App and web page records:
____

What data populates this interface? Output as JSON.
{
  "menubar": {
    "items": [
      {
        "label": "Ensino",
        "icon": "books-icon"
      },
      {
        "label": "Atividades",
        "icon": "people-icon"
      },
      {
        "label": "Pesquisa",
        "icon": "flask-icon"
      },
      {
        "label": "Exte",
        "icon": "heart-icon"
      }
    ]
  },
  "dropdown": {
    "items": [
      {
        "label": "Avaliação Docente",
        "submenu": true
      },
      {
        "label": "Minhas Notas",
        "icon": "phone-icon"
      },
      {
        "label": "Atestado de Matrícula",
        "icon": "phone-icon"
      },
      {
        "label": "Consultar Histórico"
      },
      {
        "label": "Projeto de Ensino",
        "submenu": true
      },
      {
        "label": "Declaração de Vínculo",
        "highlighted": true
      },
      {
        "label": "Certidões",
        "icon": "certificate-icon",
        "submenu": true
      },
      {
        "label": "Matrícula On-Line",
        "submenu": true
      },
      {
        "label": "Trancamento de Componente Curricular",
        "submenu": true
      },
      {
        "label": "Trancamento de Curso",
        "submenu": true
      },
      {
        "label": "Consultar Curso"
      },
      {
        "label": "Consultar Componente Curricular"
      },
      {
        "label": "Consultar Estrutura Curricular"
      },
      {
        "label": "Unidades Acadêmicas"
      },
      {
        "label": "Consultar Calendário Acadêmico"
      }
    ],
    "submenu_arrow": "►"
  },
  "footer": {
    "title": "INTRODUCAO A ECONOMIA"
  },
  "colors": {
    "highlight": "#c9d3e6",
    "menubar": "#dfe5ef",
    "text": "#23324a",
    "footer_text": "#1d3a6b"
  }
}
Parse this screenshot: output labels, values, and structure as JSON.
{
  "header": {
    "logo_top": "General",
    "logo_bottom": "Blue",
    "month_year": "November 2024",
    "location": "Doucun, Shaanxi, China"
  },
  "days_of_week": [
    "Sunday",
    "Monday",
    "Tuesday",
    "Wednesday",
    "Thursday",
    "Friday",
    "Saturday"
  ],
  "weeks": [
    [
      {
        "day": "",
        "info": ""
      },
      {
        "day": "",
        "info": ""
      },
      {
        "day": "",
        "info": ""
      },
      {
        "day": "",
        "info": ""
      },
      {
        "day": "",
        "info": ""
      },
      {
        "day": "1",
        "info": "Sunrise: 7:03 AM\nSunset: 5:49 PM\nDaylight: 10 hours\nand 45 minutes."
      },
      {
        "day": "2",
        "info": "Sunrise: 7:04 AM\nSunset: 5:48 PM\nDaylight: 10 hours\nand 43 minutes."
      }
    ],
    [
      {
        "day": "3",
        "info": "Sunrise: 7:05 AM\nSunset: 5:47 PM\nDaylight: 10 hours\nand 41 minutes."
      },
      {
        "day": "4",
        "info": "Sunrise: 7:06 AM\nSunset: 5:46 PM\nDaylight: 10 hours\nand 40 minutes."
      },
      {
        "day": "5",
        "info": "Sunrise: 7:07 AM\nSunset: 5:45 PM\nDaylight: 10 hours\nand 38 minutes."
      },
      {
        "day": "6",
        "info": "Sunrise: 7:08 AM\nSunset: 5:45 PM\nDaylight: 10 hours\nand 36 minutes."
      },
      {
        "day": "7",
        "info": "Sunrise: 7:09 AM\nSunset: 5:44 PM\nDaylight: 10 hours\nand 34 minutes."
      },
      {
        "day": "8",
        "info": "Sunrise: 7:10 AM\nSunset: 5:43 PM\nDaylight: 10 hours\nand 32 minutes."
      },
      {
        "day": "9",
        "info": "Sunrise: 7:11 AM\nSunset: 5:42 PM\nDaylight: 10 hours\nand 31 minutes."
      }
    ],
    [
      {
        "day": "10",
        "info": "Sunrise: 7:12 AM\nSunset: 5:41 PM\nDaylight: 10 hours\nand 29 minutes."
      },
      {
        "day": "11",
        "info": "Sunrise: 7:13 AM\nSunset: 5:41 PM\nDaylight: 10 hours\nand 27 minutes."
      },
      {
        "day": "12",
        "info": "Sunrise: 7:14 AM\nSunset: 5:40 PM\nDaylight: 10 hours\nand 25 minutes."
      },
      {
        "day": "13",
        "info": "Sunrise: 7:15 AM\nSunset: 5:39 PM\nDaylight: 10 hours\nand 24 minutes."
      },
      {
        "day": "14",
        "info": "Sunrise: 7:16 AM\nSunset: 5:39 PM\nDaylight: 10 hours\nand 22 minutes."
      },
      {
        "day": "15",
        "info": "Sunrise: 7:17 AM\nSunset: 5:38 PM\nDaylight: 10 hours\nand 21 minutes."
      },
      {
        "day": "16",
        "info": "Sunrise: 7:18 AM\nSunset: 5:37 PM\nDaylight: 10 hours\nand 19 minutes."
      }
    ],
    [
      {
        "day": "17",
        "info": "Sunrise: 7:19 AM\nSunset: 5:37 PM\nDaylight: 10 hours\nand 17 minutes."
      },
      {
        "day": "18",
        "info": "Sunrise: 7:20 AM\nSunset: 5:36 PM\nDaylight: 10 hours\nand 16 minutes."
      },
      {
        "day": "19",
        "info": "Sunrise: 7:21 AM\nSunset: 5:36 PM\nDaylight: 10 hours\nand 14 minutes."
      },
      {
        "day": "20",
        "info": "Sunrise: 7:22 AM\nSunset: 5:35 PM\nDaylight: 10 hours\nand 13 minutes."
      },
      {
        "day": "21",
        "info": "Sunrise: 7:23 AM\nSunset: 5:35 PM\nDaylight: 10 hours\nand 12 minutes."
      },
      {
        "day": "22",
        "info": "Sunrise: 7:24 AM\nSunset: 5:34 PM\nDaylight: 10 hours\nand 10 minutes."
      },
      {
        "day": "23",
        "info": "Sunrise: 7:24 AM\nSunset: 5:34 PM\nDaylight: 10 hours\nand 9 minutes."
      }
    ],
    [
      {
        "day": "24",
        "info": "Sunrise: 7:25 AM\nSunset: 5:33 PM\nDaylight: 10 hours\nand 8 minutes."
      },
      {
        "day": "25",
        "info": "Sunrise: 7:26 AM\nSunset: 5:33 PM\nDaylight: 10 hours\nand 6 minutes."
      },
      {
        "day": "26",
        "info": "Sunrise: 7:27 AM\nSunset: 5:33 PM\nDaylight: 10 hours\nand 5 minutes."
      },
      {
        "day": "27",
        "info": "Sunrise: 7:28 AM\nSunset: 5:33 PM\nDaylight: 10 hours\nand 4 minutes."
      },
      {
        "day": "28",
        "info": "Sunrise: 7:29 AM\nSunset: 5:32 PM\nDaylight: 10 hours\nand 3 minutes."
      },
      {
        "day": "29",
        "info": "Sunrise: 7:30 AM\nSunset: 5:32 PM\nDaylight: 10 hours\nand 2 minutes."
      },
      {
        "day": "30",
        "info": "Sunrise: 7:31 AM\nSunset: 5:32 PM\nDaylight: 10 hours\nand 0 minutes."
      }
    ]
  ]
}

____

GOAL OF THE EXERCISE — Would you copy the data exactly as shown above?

YOUR RESPONSE —
What data populates this interface? Output as JSON.
{
  "menubar": {
    "items": [
      {
        "label": "Ensino",
        "icon": "books-icon"
      },
      {
        "label": "Atividades",
        "icon": "people-icon"
      },
      {
        "label": "Pesquisa",
        "icon": "flask-icon"
      },
      {
        "label": "Exte",
        "icon": "heart-icon"
      }
    ]
  },
  "dropdown": {
    "items": [
      {
        "label": "Avaliação Docente",
        "submenu": true
      },
      {
        "label": "Minhas Notas",
        "icon": "phone-icon"
      },
      {
        "label": "Atestado de Matrícula",
        "icon": "phone-icon"
      },
      {
        "label": "Consultar Histórico"
      },
      {
        "label": "Projeto de Ensino",
        "submenu": true
      },
      {
        "label": "Declaração de Vínculo",
        "highlighted": true
      },
      {
        "label": "Certidões",
        "icon": "certificate-icon",
        "submenu": true
      },
      {
        "label": "Matrícula On-Line",
        "submenu": true
      },
      {
        "label": "Trancamento de Componente Curricular",
        "submenu": true
      },
      {
        "label": "Trancamento de Curso",
        "submenu": true
      },
      {
        "label": "Consultar Curso"
      },
      {
        "label": "Consultar Componente Curricular"
      },
      {
        "label": "Consultar Estrutura Curricular"
      },
      {
        "label": "Unidades Acadêmicas"
      },
      {
        "label": "Consultar Calendário Acadêmico"
      }
    ],
    "submenu_arrow": "►"
  },
  "footer": {
    "title": "INTRODUCAO A ECONOMIA"
  },
  "colors": {
    "highlight": "#c9d3e6",
    "menubar": "#dfe5ef",
    "text": "#23324a",
    "footer_text": "#1d3a6b"
  }
}
Parse this screenshot: output labels, values, and structure as JSON.
{
  "header": {
    "logo_top": "General",
    "logo_bottom": "Blue",
    "month_year": "November 2024",
    "location": "Doucun, Shaanxi, China"
  },
  "days_of_week": [
    "Sunday",
    "Monday",
    "Tuesday",
    "Wednesday",
    "Thursday",
    "Friday",
    "Saturday"
  ],
  "weeks": [
    [
      {
        "day": "",
        "info": ""
      },
      {
        "day": "",
        "info": ""
      },
      {
        "day": "",
        "info": ""
      },
      {
        "day": "",
        "info": ""
      },
      {
        "day": "",
        "info": ""
      },
      {
        "day": "1",
        "info": "Sunrise: 7:03 AM\nSunset: 5:49 PM\nDaylight: 10 hours\nand 45 minutes."
      },
      {
        "day": "2",
        "info": "Sunrise: 7:04 AM\nSunset: 5:48 PM\nDaylight: 10 hours\nand 43 minutes."
      }
    ],
    [
      {
        "day": "3",
        "info": "Sunrise: 7:05 AM\nSunset: 5:47 PM\nDaylight: 10 hours\nand 41 minutes."
      },
      {
        "day": "4",
        "info": "Sunrise: 7:06 AM\nSunset: 5:46 PM\nDaylight: 10 hours\nand 40 minutes."
      },
      {
        "day": "5",
        "info": "Sunrise: 7:07 AM\nSunset: 5:45 PM\nDaylight: 10 hours\nand 38 minutes."
      },
      {
        "day": "6",
        "info": "Sunrise: 7:08 AM\nSunset: 5:45 PM\nDaylight: 10 hours\nand 36 minutes."
      },
      {
        "day": "7",
        "info": "Sunrise: 7:09 AM\nSunset: 5:44 PM\nDaylight: 10 hours\nand 34 minutes."
      },
      {
        "day": "8",
        "info": "Sunrise: 7:10 AM\nSunset: 5:43 PM\nDaylight: 10 hours\nand 32 minutes."
      },
      {
        "day": "9",
        "info": "Sunrise: 7:11 AM\nSunset: 5:42 PM\nDaylight: 10 hours\nand 31 minutes."
      }
    ],
    [
      {
        "day": "10",
        "info": "Sunrise: 7:12 AM\nSunset: 5:41 PM\nDaylight: 10 hours\nand 29 minutes."
      },
      {
        "day": "11",
        "info": "Sunrise: 7:13 AM\nSunset: 5:41 PM\nDaylight: 10 hours\nand 27 minutes."
      },
      {
        "day": "12",
        "info": "Sunrise: 7:14 AM\nSunset: 5:40 PM\nDaylight: 10 hours\nand 25 minutes."
      },
      {
        "day": "13",
        "info": "Sunrise: 7:15 AM\nSunset: 5:39 PM\nDaylight: 10 hours\nand 24 minutes."
      },
      {
        "day": "14",
        "info": "Sunrise: 7:16 AM\nSunset: 5:39 PM\nDaylight: 10 hours\nand 22 minutes."
      },
      {
        "day": "15",
        "info": "Sunrise: 7:17 AM\nSunset: 5:38 PM\nDaylight: 10 hours\nand 21 minutes."
      },
      {
        "day": "16",
        "info": "Sunrise: 7:18 AM\nSunset: 5:37 PM\nDaylight: 10 hours\nand 19 minutes."
      }
    ],
    [
      {
        "day": "17",
        "info": "Sunrise: 7:19 AM\nSunset: 5:37 PM\nDaylight: 10 hours\nand 17 minutes."
      },
      {
        "day": "18",
        "info": "Sunrise: 7:20 AM\nSunset: 5:36 PM\nDaylight: 10 hours\nand 16 minutes."
      },
      {
        "day": "19",
        "info": "Sunrise: 7:21 AM\nSunset: 5:36 PM\nDaylight: 10 hours\nand 14 minutes."
      },
      {
        "day": "20",
        "info": "Sunrise: 7:22 AM\nSunset: 5:35 PM\nDaylight: 10 hours\nand 13 minutes."
      },
      {
        "day": "21",
        "info": "Sunrise: 7:23 AM\nSunset: 5:35 PM\nDaylight: 10 hours\nand 12 minutes."
      },
      {
        "day": "22",
        "info": "Sunrise: 7:24 AM\nSunset: 5:34 PM\nDaylight: 10 hours\nand 10 minutes."
      },
      {
        "day": "23",
        "info": "Sunrise: 7:24 AM\nSunset: 5:34 PM\nDaylight: 10 hours\nand 9 minutes."
      }
    ],
    [
      {
        "day": "24",
        "info": "Sunrise: 7:25 AM\nSunset: 5:33 PM\nDaylight: 10 hours\nand 8 minutes."
      },
      {
        "day": "25",
        "info": "Sunrise: 7:26 AM\nSunset: 5:33 PM\nDaylight: 10 hours\nand 6 minutes."
      },
      {
        "day": "26",
        "info": "Sunrise: 7:27 AM\nSunset: 5:33 PM\nDaylight: 10 hours\nand 5 minutes."
      },
      {
        "day": "27",
        "info": "Sunrise: 7:28 AM\nSunset: 5:33 PM\nDaylight: 10 hours\nand 4 minutes."
      },
      {
        "day": "28",
        "info": "Sunrise: 7:29 AM\nSunset: 5:32 PM\nDaylight: 10 hours\nand 3 minutes."
      },
      {
        "day": "29",
        "info": "Sunrise: 7:30 AM\nSunset: 5:32 PM\nDaylight: 10 hours\nand 2 minutes."
      },
      {
        "day": "30",
        "info": "Sunrise: 7:31 AM\nSunset: 5:32 PM\nDaylight: 10 hours\nand 0 minutes."
      }
    ]
  ]
}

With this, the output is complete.